But, says McGowan, “early Christian writers never hint at any recent calendrical engineering; they clearly don’t think the date was chosen by the church. Rather they see the coincidence as a providential sign, as natural proof that God had selected Jesus over the false pagan gods.”
John Seldon was a 17th century member of Parliament, and one of the most learned men of his time. When the argument started to be made that Christmas was of pagan origins, he came to Christianity’s defense. He showed that due to problems with the Julian calendar, an ancient tie was lost. The winter solstice in the Julian calendar was December 25. And, he argued, the tie between the winter solstice and Christ’s birth, in fact, goes back to the apostles.
Ultimately, we don’t need 17th century British parliamentarians to make our case. We need only the Old Testament prophet Malachi.
In a work attributed to church father Cyprian published in 243 A.D, we find this:
O how admirable and divine is the providence of the Lord, that on that day on which the sun was made on the same day was Christ born … and so rightly did the prophet Malachi say to the people: ‘the sun of righteousness shall rise upon you, with healing in his wings.’” (Malachi 2:4)
Says scholar Thomas J. Talley,
“… it is clear that [Cyprian] sees it already as natalis solis iustitiae [Birth of the Sun of Righteousness], over three decades before the establishment at Rome of the natalis solis invicti [Birth of the Invincible Sun].” (Emphasis added.)
Our Journey Thus Far
Our journey these past three days has taken us through pagan territory, Hebrew tradition, early church fathers, mind-bending calculations and the winter solstice. Let’s assess the trip thus far:
It is certainly natural to see the winter solstice, the returning of light, as a symbol of Jesus’ birth. We can see how this partners beautifully with calculations of Jesus’ death and Inception occurring on March 25, nine months before December 25. We have enough evidence that this connection of Christ’s Nativity to December 25 far predates Sol Invictus — that Christians were already starting to commemorate the Nativity on December 25 before Aurelian created the pagan festival — to conclude the Christmas tradition was at worst emerging in parallel. And at best was becoming popular enough that Aurelian attempted to give the Jesus commemoration a pagan overhaul.

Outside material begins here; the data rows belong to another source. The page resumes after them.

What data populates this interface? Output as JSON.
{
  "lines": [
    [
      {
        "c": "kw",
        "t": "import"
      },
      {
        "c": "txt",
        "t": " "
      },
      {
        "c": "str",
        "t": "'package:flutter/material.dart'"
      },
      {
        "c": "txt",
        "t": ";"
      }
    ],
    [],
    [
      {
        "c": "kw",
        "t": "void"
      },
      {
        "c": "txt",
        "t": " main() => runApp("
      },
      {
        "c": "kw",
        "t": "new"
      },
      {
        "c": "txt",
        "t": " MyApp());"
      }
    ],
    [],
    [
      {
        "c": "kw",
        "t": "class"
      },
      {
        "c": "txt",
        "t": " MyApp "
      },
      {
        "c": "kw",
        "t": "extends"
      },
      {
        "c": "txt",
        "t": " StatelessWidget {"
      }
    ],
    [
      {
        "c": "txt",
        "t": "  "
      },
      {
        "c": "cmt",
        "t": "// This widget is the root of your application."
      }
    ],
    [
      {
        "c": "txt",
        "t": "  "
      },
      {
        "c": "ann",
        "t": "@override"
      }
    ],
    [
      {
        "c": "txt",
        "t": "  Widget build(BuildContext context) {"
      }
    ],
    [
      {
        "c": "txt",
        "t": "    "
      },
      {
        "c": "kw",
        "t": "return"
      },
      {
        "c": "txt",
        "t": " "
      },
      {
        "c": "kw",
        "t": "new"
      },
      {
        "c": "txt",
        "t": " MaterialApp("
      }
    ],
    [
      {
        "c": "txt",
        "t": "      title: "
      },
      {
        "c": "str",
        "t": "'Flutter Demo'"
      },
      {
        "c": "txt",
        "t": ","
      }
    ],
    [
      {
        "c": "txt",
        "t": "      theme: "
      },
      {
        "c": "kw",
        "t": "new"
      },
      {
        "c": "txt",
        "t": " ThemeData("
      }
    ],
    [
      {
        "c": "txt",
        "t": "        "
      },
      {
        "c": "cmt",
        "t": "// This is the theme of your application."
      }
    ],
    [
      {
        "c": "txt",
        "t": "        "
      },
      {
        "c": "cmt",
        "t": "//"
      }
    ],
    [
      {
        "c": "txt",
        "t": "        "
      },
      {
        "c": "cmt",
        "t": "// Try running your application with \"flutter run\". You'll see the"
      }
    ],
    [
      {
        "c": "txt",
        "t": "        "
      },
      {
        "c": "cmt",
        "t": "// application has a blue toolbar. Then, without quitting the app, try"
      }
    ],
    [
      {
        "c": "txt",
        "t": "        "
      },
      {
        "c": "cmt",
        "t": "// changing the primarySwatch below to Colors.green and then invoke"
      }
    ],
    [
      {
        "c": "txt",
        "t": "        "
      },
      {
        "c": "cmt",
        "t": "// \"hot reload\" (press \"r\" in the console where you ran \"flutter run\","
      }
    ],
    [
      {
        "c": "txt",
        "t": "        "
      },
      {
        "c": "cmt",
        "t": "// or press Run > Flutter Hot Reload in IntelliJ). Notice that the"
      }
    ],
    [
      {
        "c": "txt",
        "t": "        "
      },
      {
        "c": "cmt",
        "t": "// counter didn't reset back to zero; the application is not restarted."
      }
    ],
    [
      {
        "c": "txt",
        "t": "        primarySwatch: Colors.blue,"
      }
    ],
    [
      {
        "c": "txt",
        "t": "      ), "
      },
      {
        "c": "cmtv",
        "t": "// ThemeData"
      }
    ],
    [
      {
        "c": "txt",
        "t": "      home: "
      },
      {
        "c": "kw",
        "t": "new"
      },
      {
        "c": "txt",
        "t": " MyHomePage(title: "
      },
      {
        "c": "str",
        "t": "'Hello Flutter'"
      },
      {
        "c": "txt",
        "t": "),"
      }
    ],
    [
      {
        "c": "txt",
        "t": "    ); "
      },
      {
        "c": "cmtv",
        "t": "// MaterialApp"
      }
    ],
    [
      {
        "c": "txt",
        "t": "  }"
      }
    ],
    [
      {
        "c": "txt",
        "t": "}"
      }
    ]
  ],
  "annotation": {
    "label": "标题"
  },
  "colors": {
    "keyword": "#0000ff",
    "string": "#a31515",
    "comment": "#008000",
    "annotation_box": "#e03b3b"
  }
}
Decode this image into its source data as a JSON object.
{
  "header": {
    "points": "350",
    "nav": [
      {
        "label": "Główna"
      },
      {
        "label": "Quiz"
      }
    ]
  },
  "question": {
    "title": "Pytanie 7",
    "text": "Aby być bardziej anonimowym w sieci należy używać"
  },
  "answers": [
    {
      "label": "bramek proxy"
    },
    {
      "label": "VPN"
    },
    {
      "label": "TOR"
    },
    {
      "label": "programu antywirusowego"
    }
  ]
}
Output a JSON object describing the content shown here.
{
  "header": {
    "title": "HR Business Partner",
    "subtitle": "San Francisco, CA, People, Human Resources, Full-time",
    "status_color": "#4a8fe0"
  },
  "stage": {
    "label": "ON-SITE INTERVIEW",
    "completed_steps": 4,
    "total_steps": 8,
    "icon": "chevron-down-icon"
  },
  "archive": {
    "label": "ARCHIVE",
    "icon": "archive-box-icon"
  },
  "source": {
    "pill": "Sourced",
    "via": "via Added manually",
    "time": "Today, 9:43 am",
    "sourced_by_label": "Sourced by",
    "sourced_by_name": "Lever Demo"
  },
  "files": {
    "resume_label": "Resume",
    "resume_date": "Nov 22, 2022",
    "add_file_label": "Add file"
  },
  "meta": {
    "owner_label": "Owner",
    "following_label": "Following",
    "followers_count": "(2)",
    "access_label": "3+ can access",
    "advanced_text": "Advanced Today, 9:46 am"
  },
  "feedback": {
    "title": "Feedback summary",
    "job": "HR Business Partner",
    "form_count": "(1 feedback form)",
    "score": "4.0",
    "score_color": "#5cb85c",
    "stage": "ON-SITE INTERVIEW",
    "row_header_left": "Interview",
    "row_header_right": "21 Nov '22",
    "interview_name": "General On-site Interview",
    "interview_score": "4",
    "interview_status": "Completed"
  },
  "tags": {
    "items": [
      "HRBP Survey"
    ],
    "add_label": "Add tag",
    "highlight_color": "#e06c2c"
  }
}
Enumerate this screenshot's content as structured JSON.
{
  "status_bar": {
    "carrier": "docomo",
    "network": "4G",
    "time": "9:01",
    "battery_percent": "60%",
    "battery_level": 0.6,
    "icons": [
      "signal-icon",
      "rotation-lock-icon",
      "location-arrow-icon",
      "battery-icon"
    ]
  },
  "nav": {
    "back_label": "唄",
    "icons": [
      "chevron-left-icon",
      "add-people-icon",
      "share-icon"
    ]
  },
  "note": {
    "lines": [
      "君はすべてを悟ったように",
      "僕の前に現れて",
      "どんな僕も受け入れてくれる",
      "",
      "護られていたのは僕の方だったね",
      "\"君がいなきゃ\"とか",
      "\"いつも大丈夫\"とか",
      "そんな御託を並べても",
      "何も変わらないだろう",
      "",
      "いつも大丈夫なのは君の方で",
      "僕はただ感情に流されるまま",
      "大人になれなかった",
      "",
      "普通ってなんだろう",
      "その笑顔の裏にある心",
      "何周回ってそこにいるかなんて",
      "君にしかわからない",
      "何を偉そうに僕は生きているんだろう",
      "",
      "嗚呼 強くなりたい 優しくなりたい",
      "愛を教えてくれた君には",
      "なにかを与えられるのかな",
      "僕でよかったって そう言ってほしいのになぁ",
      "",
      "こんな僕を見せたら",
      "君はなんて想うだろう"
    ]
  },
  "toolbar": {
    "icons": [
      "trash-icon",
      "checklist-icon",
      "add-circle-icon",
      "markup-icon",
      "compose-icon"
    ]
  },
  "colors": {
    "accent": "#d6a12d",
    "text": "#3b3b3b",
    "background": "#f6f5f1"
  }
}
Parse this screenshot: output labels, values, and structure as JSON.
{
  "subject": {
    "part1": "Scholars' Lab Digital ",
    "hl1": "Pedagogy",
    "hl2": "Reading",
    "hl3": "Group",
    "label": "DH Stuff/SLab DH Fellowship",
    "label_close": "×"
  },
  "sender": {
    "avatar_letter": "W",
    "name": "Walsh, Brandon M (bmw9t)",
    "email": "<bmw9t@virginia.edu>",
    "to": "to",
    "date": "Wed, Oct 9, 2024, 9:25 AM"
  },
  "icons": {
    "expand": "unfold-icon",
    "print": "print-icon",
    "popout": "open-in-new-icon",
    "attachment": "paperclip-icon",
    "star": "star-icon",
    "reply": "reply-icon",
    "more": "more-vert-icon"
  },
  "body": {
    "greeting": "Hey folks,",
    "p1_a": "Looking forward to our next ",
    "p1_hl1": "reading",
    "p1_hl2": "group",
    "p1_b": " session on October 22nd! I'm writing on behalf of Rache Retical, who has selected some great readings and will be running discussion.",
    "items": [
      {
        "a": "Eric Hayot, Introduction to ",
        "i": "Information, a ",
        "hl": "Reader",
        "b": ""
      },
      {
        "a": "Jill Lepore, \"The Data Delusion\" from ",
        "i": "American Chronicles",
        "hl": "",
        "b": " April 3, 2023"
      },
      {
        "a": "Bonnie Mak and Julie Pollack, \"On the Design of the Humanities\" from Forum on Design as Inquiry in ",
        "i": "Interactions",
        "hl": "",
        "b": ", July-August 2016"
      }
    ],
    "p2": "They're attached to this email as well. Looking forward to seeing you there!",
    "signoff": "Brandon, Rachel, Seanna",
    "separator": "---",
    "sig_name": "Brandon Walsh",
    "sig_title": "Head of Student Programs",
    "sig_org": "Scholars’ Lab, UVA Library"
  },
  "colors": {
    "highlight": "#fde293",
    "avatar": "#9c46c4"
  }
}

And yet, does this mean Jesus was actually born on Christmas Day, December 25th? Is it possible to make that case at all?
That’s our next stop.
Born on Christmas Day: A Special Stream Series
Part One: A Child is Born, But When?
Part Two: The Case of the Great Christmas Heist
Part Three: Calculating Christmas Day
Part Four: So Jesus Was Born on December 25 After All?
Part Five: Celebrating Christmas
Al Perrotta is the Managing Editor of The Stream and co-author, with @JZmirak, of The Politically Incorrect Guide to Immigration. You can follow him at @StreamingAl. And if you aren’t already, please follow The Stream at @Streamdotorg.